Here is a step by step on how to set up shared folders for accessing Windows folders in a Linux guest. VirtualBox Shared Folders on inactive virtual machines are configured through the Settings dialog. This dialog is accessed by selecting the desired virtual machine from the list and clicking the Settings button in the toolbar. Once the settings dialog is displayed, click on the Shared Folders entry to display something like this:

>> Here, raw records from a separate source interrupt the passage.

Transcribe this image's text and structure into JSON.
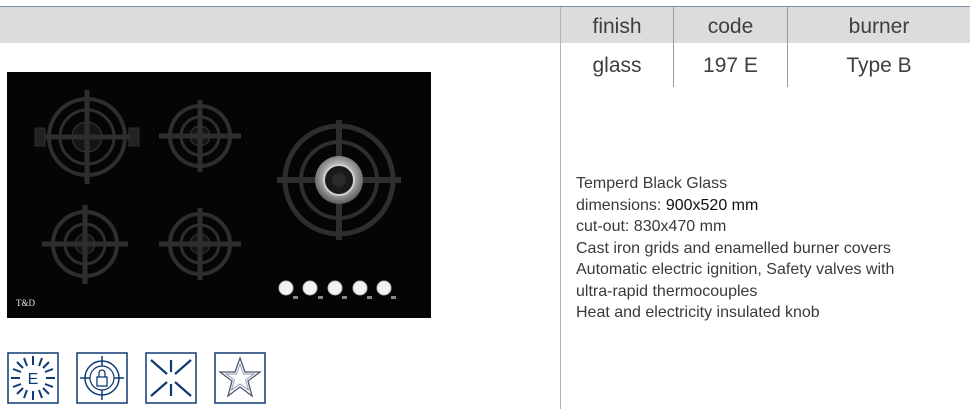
{
  "spec_table": {
    "headers": [
      "finish",
      "code",
      "burner"
    ],
    "values": [
      "glass",
      "197 E",
      "Type B"
    ]
  },
  "product": {
    "brand_mark": "T&D"
  },
  "description": {
    "line1": "Temperd Black Glass",
    "dimensions_label": "dimensions: ",
    "dimensions_value": "900x520 mm",
    "line3": "cut-out: 830x470 mm",
    "line4": "Cast iron grids and enamelled burner covers",
    "line5": "Automatic electric ignition, Safety valves with",
    "line6": "ultra-rapid thermocouples",
    "line7": "Heat and electricity insulated knob"
  },
  "certifications": {
    "energy_letter": "E",
    "icons": [
      "energy-class-icon",
      "gas-safety-lock-icon",
      "electric-ignition-icon",
      "quality-star-icon"
    ]
  },
  "colors": {
    "glass": "#050505",
    "header_band": "#dcdcdc",
    "icon_blue": "#0e3a73"
  }
}
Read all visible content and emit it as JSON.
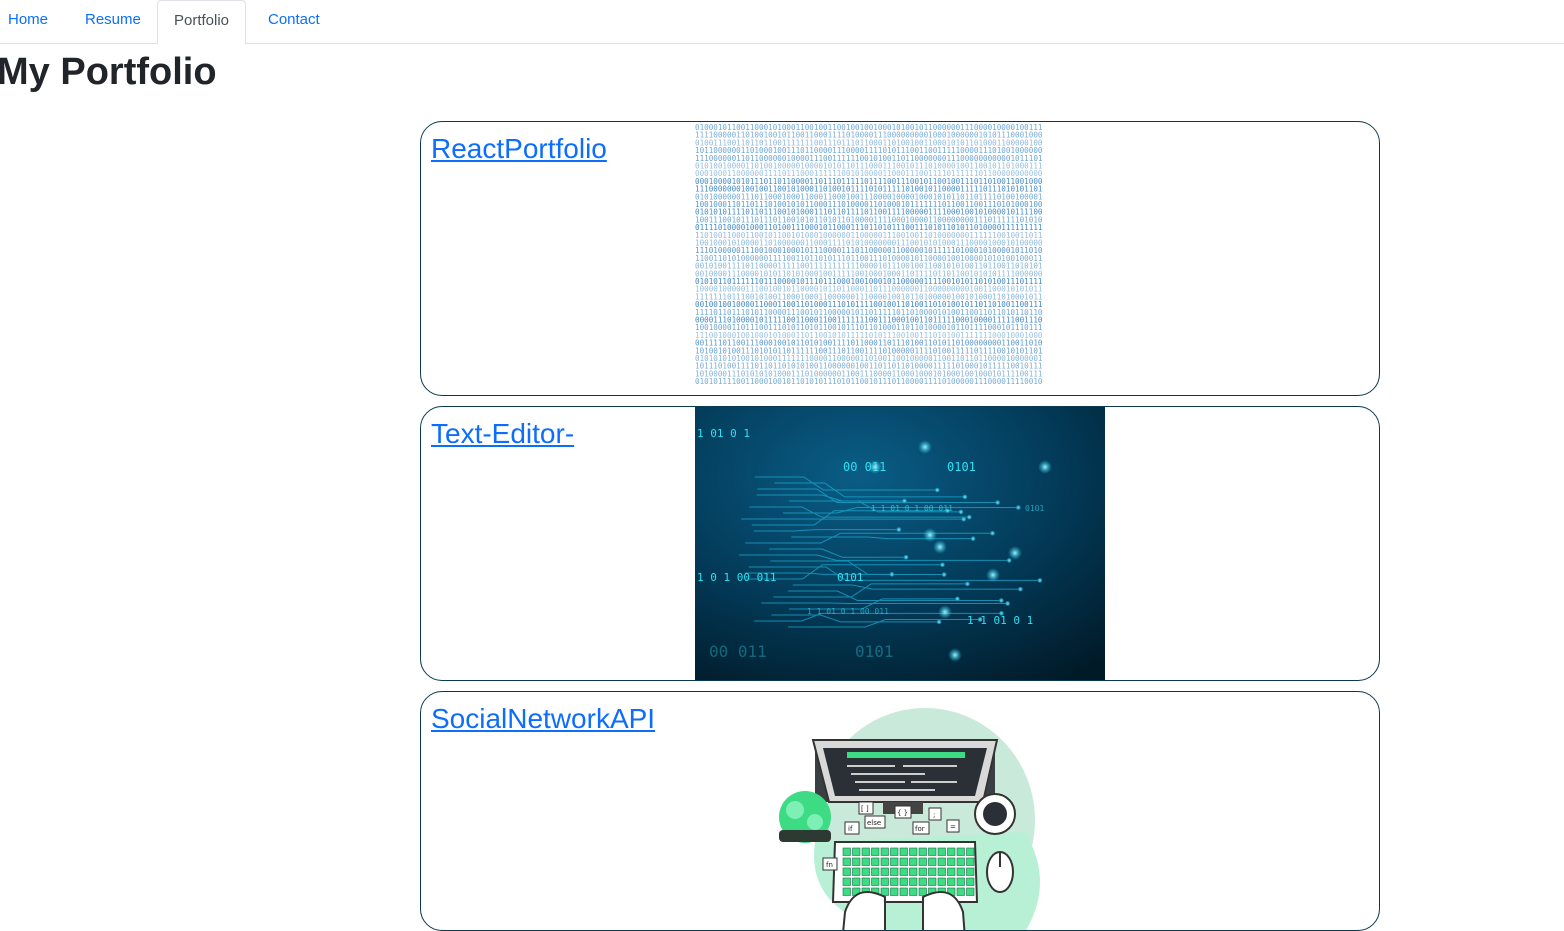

To add a new shared folder, click on the add folder button (the top button containing an icon of a folder with a green plus sign) and select a folder on the host system to be shared with the selected guest. To browse for a specific folder, click the down arrow in the Folder Path text box and select Other… from the drop down menu. Once a suitable folder has been selected, enter a name for the share in the Folder Name field. If the guest operating system is to be denied write access to the folder, ensure that the Read-only check box is selected before clicking the OK button to create the share. Once the shared folder has been configured, start the virtual machine to access the folder.

Shared folders may be configured on a running virtual machine by selecting the Devices->Shared Folders.. menu of the virtual machine window. It will be something like this:

Add a new shared folder by clicking on the add folder button (the top button containing an icon of a folder with a green plus sign) and select a folder on the host system to be shared with the selected guest.

Shared Folders are accessed on Linux guests by mounting the folder at a suitable mount point using the mount command. This can either be an existing directory, or a new directory may be created specifically for this purpose. Use this command: sudo mount -t vboxsf share ~/host

E.g

[pensacola@pensacola-tech ~]#sudo mkdir /media/shared_folder

[pensacola@pensacola-tech ~]#sudo mount -t vboxsf shared_folder /media/shared_folder

The files are now accessible in /media/shared_folder.

Plug in the USB-Serial Port adaptor to one of your USB port, wait for a couple of second, then run:

[pensacola@pensacola-tech ~]#dmesg

The output should be something like this:

usb 2.0: new full speed USB device using uhci_and address 2

usb 2.0: configuration #1 chosen from 1 choice

Then unplug the device and type:

[pensacola@pensacola-tech ~]#lsusb

The output should be similar to this:

Bus 003 Device 001: ID 0000:0000

Bus 002 Device 007: ID 03f0:4f11 Hewlett-Packard

Bus 002 Device 006: ID 05e3:1205

Bus 002 Device 004: ID 15d9:0a33

Plug in the USB-Serial Port converter back, and run “lsusb” again, and you will see
an additional line, like this:

Bus 003 Device 001: ID 0000:0000

Bus 002 Device 007: ID 03f0:4f11 Hewlett-Packard

Bus 001 Device 002: ID 4348:5523 — — — the additional line

Bus 002 Device 006: ID 05e3:1205

Bus 002 Device 004: ID 15d9:0a33

At this point we have the vendor id and the product id of the USB-Serial Port converter, this will enable us to load the linux kernel module “usbserial” to activate the device.
[pensacola@pensacola-tech ~]#sudo modprobe usbserial vendor=0x4348 product=0x5523

After that run again:

[pensacola@pensacola-tech ~]#dmesg

… the output:

usbserial_generic 2.0:1.0: generic converter detected

usb 2.0: generic converter now attached to ttyUSB0

usbcore: registered new interface driver usbserial_generic

Now, the new serial port device is mapped to /dev/ttyUSB0.

Note:  You can instruct Ubuntu to load this module automatically by include the line :  “usbserial vendor=0×4348 product=0×5523 inside “/etc/modules” file.

css.php